Written testimony for Illinois House Elementary and Secondary Education Committee on School Curriculum & Policies’ subject matter hearing on edTPA submitted on behalf of More Than A Score, November 10, 2015.
In the years since the federal Family Educational Rights and Privacy Act (FERPA) was deliberately weakened, increasing amounts of information about students’ educational records are now shared far beyond classroom walls. Parent worries about student data privacy, particularly with respect to sharing information with third-party companies, have grown proportionally.
The edTPA, with its required submission of video of Illinois children’s classrooms to Pearson, is yet another instance of this. Parents concerned about high-stakes standardized assessments in Illinois classrooms are not happy to find out that there’s now another such assessment to be concerned about. And, they are especially unhappy to find out, even though the assessment is intended for student teachers, it requires sharing personally identifiable information about children.
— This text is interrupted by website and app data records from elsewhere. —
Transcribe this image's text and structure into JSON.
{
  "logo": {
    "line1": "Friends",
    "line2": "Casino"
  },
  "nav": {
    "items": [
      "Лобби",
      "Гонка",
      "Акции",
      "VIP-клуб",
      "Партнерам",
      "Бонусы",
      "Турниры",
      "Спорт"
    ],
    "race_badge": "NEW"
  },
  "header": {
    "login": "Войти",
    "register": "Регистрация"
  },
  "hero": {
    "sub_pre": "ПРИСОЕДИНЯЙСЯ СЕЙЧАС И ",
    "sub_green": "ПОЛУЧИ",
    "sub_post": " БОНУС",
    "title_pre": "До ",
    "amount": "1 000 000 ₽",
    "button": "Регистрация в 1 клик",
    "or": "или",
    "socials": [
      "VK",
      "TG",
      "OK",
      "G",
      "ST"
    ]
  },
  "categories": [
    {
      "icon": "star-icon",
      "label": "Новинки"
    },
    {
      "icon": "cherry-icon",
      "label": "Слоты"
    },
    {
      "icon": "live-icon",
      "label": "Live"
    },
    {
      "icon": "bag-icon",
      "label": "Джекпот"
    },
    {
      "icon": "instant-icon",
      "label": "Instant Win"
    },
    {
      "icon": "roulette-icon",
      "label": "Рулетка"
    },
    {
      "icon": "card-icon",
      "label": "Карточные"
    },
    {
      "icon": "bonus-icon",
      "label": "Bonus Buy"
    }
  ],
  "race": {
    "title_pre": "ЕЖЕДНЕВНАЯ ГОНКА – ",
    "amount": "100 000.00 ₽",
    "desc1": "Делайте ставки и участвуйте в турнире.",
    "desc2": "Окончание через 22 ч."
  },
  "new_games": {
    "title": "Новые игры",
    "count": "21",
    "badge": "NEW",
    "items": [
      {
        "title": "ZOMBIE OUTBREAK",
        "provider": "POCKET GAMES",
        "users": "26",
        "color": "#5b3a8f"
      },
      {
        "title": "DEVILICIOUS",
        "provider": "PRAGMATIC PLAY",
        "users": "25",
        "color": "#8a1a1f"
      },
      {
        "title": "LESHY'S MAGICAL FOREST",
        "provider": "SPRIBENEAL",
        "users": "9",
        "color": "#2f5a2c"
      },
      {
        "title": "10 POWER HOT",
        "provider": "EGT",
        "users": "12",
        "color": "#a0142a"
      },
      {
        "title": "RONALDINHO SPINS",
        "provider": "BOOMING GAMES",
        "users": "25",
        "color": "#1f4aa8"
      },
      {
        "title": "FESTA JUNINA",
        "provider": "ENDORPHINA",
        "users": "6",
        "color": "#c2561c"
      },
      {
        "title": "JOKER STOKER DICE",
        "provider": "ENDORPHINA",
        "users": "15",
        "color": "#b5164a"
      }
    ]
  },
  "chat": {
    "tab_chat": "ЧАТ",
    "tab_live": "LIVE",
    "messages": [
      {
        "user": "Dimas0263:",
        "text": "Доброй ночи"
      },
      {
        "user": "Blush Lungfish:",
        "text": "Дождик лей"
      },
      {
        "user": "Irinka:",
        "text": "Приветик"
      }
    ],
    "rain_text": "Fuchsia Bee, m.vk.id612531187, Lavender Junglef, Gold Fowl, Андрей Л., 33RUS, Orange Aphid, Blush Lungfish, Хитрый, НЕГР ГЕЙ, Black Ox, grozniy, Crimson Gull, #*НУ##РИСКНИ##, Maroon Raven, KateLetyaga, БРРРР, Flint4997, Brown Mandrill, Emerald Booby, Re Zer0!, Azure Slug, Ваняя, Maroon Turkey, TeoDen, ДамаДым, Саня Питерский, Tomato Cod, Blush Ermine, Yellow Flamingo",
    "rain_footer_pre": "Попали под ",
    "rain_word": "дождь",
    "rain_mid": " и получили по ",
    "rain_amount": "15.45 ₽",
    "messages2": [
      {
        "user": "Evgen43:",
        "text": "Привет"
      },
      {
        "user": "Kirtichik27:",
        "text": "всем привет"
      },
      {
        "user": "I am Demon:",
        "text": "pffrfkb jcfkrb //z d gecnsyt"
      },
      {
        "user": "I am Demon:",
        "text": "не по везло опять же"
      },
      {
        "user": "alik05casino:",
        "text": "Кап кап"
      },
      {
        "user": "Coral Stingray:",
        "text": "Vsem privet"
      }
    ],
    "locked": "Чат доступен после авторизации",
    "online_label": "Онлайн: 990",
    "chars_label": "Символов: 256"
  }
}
The videos filmed for the edTPA are shared with a for-profit company, Pearson, and its temporary workers who score the assessment. The usage and chain of control of the images in these videos is unclear and quite lax—as extensive examples of these videos are already found publicly available online in blatant violation of FERPA.
Pearson specifically instructs student teachers to record more footage than the minimum they will need to submit and to make backups which the student teacher is responsible for securing.
The chain of data collection, storage and sharing presents many points along the way for potential security breaches, whether intentional or unintentional.
So one might ask, why not simply let parents decide whether to provide or deny consent for their child participating in these videos?
First, arranging a lesson and then filming it that so that it only includes a specific, non-random subset of a class will make the entire process even more inconvenient and artificial for the students whose behavior is a significant part of the video and for an already overburdened student teacher.
Second, parents are essentially being held hostage by the threat that a student teacher’s career is on the line if they don’t consent to their child participating. As an organizer fighting against high-stakes testing and fighting for improved student data privacy, I must explain to parents that yes, if they refuse consent for the edTPA video, it could potentially have a negative impact on the student teacher’s ability to fulfill the many steps in the edTPA assessment. Their student teacher’s certification is crucially dependent on this video. Why should parents have to choose between what they think is best for their child versus a student teacher? An education policy that by design pits the interests of children against those of student teachers is deeply flawed.
Third, the consent process itself is problematic. The standard language of the consent form being used for these videos has parents consenting to providing multiple parties with the right to use the video for unspecified “additional educational purposes” with no time limit and no guarantee of confidentiality. In at least one consent form being used by multiple universities in Chicago Public Schools (CPS), it says that the student’s university, ISBE and Pearson have the rights to use the videos for “additional educational purposes.” (DePaul: http://bit.ly/1WNYz2j, Northeastern Illinois: http://bit.ly/1Mll6yn, UIC: http://bit.ly/1MIe8Ti)
But in the sample consent form that Pearson provides student teachers with, it says that Stanford University will be able to use the videos for research purposes in an accompanying letter, but does not say anything about either Pearson or any university or state agency using the video for purposes other than the student teacher’s participation in edTPA in the actual form that a parent signs.
Furthermore, we know of at least one university with student teachers in CPS who are not even requesting a separate consent form for edTPA videos, but relying on a standard media consent form that most CPS schools distribute at the beginning of the school year. This is clearly unacceptable.
The fact that there are multiple, conflicting consent procedures gives us further cause to doubt the credibility of any of these commitments to student confidentiality. At a bare minimum, there should be a single standard consent form that clearly states that videos and classwork will not be disclosed to anyone except for the purposes of certification and will be destroyed after the process is complete.
In addition, who actually has access to these videos after they are submitted and for how long? These answers are not clear based on the information parents are being provided with by their child’s school, and so how can parents in Illinois expect that due diligence has taken place by policymakers to ensure that these videos are being used only for student teacher certification purposes.
Two months after the edTPA has been in place as a requirement for teacher certification, there is no standard parental consent form that clearly explains that these videos will be kept private and never disclosed to anyone except for the purpose of certification.
Lack of a standard consent form is additional evidence that the impact of the edTPA on classrooms was not well thought-out by policymakers. Children in public schools in Illinois do not need to be subject to the side effects of yet another high-stakes assessment by Pearson. The process to certify teachers in Illinois should not depend on parents’ willingness to hand over their child’s personally identifiable information to Pearson. My organization will continue to inform parents that we have no confidence in either Pearson or the edTPA and that they should seriously consider refusing consent. Yes, this may mean some short term difficulty for student teachers if large numbers of families opt out of the video, but the long term implications for these students’ profession are far worse.
organizer, More Than A Score
board of directors, Raise Your Hand